"The ease of use planned for Bridges promises to be a game-changer," says Patrick D. Gallagher, chancellor of the University of Pittsburgh, Pennsylvania, US. "Among many other applications, we look forward to it helping biomedical scientists unravel and understand the vast volume of genomic data currently being generated." The NSF grant funded the acquisition of the system in November 2014. A target production date of January 2016 is planned.
Bridging to today's vast data
In what could be called 'traditional' supercomputing - in fields such as physics, fluid dynamics, and cosmology - arithmetic speed is paramount, and tightly coupled calculations span many thousands of computational cores. Bridges targets problems that, on other computers, are constrained by the processors limited ability to draw from large amounts of data. Bridges' large memory will allow those problems to be expressed efficiently, using applications and familiar programming languages that researchers are already using on their desktops.
Bridges will feature multiple nodes with as much as 12 terabytes each of shared memory - equivalent to unifying the RAM in 1,536 high-end notebook computers. This will enable the system to handle the largest memory-intensive problems in important research areas such as genome sequence assembly, machine learning, and cybersecurity.
"Bridges represents a technological departure that offers users speed when they need it, but powerful ways to handle large data as well," says Michael Levine, PSC scientific director and professor of physics at Carnegie Mellon University in Pennsylvania, US. "In addition to serving traditional supercomputing researchers requiring large memory, Bridges will offer the ability to solve scientific problems that hinge more on analyzing vast amounts of data than on solving differential equations."
Irene Qualters, division director for advanced cyberinfrastructure at the NSF, notes that "Bridges will help expand the capabilities of the NSF-supported computational infrastructure, pushing the frontiers of science forward in biology, the social sciences, and other emerging computational fields by exploiting interactive and cloud-based computing paradigms."
"First and foremost, Bridges is about enabling researchers who've outgrown their own computers and campus computing clusters to graduate to supercomputing with a minimum of additional effort," says Ralph Roskies, PSC scientific director and professor of physics at the University of Pittsburgh, US. "We expect it to empower researchers to focus on their science more than the computing."
Bridging to new research communities
To help research communities that have not traditionally used supercomputers, Bridges has also been designed for ease of use. The system will maintain substantial capacity for interactive, on-demand access, as users are used to having on their personal computers. Providing this interactive access is a disruptive change. Rather than logging in, manually transferring data, submitting jobs to a batch queuing system, and waiting to receive results, researchers will be able to test their hypotheses immediately.

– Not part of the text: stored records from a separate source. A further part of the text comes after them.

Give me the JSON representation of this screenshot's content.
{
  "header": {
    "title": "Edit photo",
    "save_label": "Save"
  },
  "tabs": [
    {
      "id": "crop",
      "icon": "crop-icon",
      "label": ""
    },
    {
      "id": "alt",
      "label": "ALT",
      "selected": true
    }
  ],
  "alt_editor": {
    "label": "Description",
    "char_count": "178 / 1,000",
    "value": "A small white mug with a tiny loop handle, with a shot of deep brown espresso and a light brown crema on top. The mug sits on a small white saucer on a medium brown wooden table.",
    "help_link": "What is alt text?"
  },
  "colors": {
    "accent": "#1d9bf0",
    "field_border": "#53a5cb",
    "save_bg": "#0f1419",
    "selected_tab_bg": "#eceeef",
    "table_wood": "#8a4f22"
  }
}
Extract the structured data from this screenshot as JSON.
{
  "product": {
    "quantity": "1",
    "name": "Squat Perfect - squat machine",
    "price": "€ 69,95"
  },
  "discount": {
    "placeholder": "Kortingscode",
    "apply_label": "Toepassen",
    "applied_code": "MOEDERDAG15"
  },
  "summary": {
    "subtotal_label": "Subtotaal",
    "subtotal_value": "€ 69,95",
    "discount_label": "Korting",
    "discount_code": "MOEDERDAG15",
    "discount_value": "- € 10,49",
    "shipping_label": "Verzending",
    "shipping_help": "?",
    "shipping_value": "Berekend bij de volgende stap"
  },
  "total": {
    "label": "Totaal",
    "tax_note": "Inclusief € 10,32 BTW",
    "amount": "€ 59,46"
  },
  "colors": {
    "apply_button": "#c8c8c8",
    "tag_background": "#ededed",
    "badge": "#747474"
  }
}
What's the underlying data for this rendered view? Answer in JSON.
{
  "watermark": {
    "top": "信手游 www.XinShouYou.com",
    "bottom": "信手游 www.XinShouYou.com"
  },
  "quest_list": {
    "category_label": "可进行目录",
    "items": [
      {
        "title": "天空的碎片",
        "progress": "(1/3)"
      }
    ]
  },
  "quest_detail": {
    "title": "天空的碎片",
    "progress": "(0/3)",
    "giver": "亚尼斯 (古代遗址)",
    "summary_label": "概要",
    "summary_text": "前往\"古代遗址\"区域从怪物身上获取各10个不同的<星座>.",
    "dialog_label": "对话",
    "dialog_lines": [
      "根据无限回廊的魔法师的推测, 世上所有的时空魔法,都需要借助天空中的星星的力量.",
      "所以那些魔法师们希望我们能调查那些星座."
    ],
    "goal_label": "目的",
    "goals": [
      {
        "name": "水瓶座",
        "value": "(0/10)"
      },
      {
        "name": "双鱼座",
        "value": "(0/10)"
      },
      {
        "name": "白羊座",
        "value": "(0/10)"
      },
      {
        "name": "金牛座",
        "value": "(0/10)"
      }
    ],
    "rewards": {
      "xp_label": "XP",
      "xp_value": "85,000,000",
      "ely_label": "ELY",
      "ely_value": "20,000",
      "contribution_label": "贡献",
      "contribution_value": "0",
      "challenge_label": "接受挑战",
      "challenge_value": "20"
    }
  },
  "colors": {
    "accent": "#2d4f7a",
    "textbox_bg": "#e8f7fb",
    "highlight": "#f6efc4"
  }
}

Gateways (and tools for gateway building) will provide easy-to-use access to Bridges' high-performance computing and data resources, allowing users to launch jobs, orchestrate complex workflows, and manage data from their web browsers - all without having to learn to program a supercomputer. Additionally, virtualization will enable users who have developed or acquired environments for solving computational problems on their local computers to import their entire environments into Bridges.
Together these innovations will enable researchers to use the system at their own levels of computing expertise, ranging from new users who wish to have a PC-like experience without having to learn parallel programming, to supercomputing experts wanting to tailor specific applications to their needs.
Bridges will be a part of the NSF's XSEDE nationwide network of supercomputing resources. A launch event for Bridges is scheduled in January 2016.